_WHAT THE EXERCISE ASKS_
Return each entry below word for word, leaving out any image.

== == ==

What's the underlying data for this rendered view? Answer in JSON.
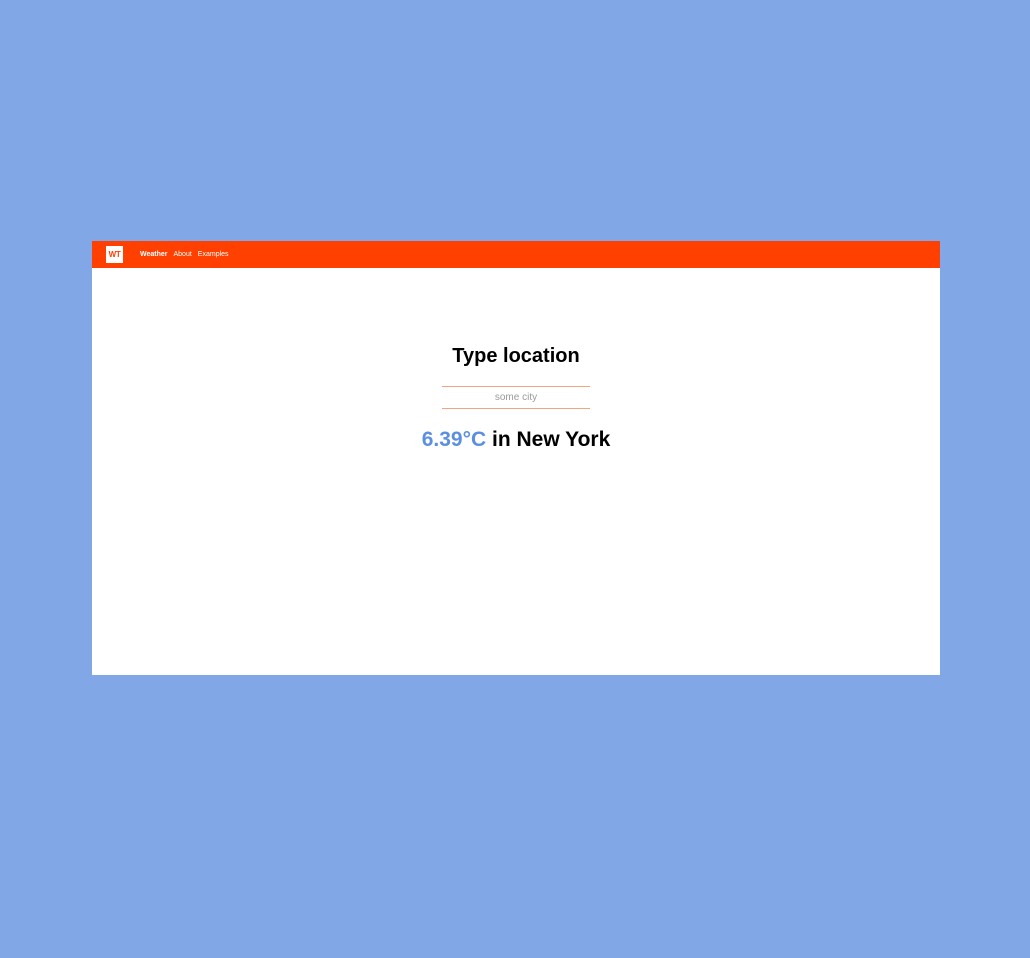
{
  "colors": {
    "background": "#82a7e6",
    "navbar": "#ff4000",
    "temperature": "#5b8fe0",
    "input_border": "#f4a47f"
  },
  "navbar": {
    "logo_text": "WT",
    "links": [
      {
        "label": "Weather",
        "active": true
      },
      {
        "label": "About",
        "active": false
      },
      {
        "label": "Examples",
        "active": false
      }
    ]
  },
  "main": {
    "title": "Type location",
    "search": {
      "placeholder": "some city",
      "value": ""
    },
    "result": {
      "temperature": "6.39°C",
      "location_text": "in New York"
    }
  }
}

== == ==

_ANSWER_
What's the underlying data for this rendered view? Answer in JSON.
{
  "colors": {
    "background": "#82a7e6",
    "navbar": "#ff4000",
    "temperature": "#5b8fe0",
    "input_border": "#f4a47f"
  },
  "navbar": {
    "logo_text": "WT",
    "links": [
      {
        "label": "Weather",
        "active": true
      },
      {
        "label": "About",
        "active": false
      },
      {
        "label": "Examples",
        "active": false
      }
    ]
  },
  "main": {
    "title": "Type location",
    "search": {
      "placeholder": "some city",
      "value": ""
    },
    "result": {
      "temperature": "6.39°C",
      "location_text": "in New York"
    }
  }
}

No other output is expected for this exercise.